Can Regenerative Agriculture Regenerate the US Food System?

Can regenerative ag regenerate the US food system? Kara Brewer Boyd thinks so. The farmer and rancher of about 1,500 acres in Southside, Virginia is also a member of the Lumbee Tribe and founder and president of the Association of American Indian Farmers.

“Being an Indigenous person here in North America, I highly value food security and resilience — as we’ve always grown and produced food to feed our families, tribal communities and others,” she says.

Indigenous people were utilizing regenerative farming practices — from no-till and companion planting to crop rotations and pollinating buffer strips — well before many other segments of agriculture.

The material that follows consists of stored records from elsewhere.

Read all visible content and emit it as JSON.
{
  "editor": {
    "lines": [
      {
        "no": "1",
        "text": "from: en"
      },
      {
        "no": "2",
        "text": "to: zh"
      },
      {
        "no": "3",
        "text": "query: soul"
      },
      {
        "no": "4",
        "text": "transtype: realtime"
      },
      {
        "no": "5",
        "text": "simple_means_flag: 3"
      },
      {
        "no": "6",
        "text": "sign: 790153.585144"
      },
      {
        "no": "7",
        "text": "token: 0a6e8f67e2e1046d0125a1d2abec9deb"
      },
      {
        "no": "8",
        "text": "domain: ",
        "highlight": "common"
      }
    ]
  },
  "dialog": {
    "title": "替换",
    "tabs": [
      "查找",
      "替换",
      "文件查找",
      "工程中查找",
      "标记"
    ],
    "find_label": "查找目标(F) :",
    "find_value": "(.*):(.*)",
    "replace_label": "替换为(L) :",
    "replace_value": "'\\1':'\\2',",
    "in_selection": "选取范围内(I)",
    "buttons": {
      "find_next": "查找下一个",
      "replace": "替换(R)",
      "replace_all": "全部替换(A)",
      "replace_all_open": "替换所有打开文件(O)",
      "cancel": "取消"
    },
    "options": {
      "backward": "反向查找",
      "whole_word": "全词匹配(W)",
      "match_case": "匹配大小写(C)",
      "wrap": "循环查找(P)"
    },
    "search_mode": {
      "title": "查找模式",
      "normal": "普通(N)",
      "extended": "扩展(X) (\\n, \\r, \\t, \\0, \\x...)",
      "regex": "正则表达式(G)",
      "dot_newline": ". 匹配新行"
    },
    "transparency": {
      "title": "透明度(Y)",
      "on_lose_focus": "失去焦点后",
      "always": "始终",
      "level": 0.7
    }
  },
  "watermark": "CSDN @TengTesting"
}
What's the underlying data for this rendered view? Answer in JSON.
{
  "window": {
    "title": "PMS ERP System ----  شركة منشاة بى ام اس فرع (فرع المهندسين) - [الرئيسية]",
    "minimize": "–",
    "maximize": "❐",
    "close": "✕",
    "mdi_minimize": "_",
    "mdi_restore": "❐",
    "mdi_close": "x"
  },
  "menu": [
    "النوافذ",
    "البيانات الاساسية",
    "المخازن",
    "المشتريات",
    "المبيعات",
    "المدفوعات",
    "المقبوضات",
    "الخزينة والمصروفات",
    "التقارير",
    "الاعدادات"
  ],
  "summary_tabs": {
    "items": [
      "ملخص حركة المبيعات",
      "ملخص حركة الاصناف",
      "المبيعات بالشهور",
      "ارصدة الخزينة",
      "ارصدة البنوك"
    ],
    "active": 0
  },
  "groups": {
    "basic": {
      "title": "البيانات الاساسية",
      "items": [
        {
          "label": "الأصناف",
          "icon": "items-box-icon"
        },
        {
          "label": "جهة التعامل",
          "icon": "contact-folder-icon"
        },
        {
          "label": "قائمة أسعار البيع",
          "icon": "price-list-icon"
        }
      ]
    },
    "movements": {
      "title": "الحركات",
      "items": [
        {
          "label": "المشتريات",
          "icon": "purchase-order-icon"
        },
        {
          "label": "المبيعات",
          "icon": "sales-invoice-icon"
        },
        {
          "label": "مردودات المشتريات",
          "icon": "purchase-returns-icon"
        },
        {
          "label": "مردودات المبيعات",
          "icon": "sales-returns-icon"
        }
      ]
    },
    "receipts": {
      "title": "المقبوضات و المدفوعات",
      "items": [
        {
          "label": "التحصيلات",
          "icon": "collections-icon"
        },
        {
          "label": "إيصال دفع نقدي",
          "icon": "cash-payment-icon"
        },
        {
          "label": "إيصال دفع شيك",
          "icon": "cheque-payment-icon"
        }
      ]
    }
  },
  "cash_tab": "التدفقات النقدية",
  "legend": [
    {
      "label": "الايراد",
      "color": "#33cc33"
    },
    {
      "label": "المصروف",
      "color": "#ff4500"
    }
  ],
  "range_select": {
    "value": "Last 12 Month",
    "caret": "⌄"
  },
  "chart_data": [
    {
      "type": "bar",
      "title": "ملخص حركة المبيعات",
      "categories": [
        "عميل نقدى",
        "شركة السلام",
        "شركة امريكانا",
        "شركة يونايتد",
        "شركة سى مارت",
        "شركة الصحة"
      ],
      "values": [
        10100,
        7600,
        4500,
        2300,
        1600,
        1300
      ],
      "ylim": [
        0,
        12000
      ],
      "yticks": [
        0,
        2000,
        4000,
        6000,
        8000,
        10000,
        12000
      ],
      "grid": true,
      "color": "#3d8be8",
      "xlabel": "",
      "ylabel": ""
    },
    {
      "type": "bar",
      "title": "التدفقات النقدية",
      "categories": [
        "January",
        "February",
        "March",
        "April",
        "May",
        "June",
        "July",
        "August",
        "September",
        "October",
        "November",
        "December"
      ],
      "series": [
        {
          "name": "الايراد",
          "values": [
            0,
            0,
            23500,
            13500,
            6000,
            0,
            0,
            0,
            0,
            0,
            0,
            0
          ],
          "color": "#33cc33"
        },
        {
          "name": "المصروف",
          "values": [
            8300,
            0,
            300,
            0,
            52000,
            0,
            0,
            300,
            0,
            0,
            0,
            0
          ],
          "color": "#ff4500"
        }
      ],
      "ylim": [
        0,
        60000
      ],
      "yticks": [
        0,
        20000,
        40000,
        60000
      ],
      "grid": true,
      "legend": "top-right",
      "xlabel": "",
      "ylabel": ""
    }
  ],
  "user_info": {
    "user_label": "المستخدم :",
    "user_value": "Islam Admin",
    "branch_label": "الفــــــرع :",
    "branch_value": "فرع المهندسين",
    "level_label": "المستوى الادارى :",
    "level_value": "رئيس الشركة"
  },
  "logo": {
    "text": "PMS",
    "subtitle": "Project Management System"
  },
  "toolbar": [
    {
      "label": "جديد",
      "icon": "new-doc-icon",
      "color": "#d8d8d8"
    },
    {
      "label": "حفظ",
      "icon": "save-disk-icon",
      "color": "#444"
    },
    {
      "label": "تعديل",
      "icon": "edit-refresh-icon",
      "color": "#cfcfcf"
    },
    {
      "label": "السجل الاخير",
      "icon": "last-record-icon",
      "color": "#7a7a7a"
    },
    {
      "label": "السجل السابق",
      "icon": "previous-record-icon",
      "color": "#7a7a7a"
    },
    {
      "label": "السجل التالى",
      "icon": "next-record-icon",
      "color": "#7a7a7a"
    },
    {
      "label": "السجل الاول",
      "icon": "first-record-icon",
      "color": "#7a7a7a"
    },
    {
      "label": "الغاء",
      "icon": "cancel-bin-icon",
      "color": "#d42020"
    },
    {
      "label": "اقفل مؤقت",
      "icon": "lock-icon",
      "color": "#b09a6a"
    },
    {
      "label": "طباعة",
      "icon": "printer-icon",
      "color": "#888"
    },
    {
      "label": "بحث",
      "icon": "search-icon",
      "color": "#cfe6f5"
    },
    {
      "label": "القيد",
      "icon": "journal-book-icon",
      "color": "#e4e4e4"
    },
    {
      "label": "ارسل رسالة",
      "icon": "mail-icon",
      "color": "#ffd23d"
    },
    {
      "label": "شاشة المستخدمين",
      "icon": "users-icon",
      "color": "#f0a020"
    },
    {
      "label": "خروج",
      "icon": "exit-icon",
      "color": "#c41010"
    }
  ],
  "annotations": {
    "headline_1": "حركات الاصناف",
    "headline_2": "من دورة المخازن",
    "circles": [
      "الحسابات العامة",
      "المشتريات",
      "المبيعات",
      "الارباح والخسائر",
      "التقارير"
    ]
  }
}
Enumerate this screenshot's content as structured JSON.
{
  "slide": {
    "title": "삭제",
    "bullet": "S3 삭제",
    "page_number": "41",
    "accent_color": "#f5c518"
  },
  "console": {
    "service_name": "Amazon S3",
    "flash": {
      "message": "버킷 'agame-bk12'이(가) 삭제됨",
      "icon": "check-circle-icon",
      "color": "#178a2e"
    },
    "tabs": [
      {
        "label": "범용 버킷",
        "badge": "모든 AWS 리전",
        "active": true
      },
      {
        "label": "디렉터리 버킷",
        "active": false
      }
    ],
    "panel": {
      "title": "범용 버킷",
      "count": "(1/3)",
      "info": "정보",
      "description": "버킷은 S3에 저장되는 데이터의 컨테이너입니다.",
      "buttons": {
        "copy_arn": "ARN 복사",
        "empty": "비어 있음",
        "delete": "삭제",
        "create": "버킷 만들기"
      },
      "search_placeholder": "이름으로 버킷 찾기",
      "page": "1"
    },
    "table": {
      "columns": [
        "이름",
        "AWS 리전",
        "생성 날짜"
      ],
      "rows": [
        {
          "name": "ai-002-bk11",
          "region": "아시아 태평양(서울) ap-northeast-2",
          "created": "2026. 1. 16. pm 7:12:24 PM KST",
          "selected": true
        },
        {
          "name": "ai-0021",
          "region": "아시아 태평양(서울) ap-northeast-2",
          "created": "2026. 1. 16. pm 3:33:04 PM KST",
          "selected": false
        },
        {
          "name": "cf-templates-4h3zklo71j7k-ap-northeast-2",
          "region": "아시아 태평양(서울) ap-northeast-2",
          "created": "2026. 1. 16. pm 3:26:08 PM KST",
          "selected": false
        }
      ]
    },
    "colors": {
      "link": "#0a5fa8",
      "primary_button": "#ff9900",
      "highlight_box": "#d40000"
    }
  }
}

And they have done so by making decisions with forethought of the next seven generations: “Take some, leave some; and there will always be some for future generations.”

As we reported a year ago, the agricultural community is taking a new look at these old practices in hopes that we can use nature’s proven, time-tested principles to help mitigate climate change and feed a growing population more sustainably.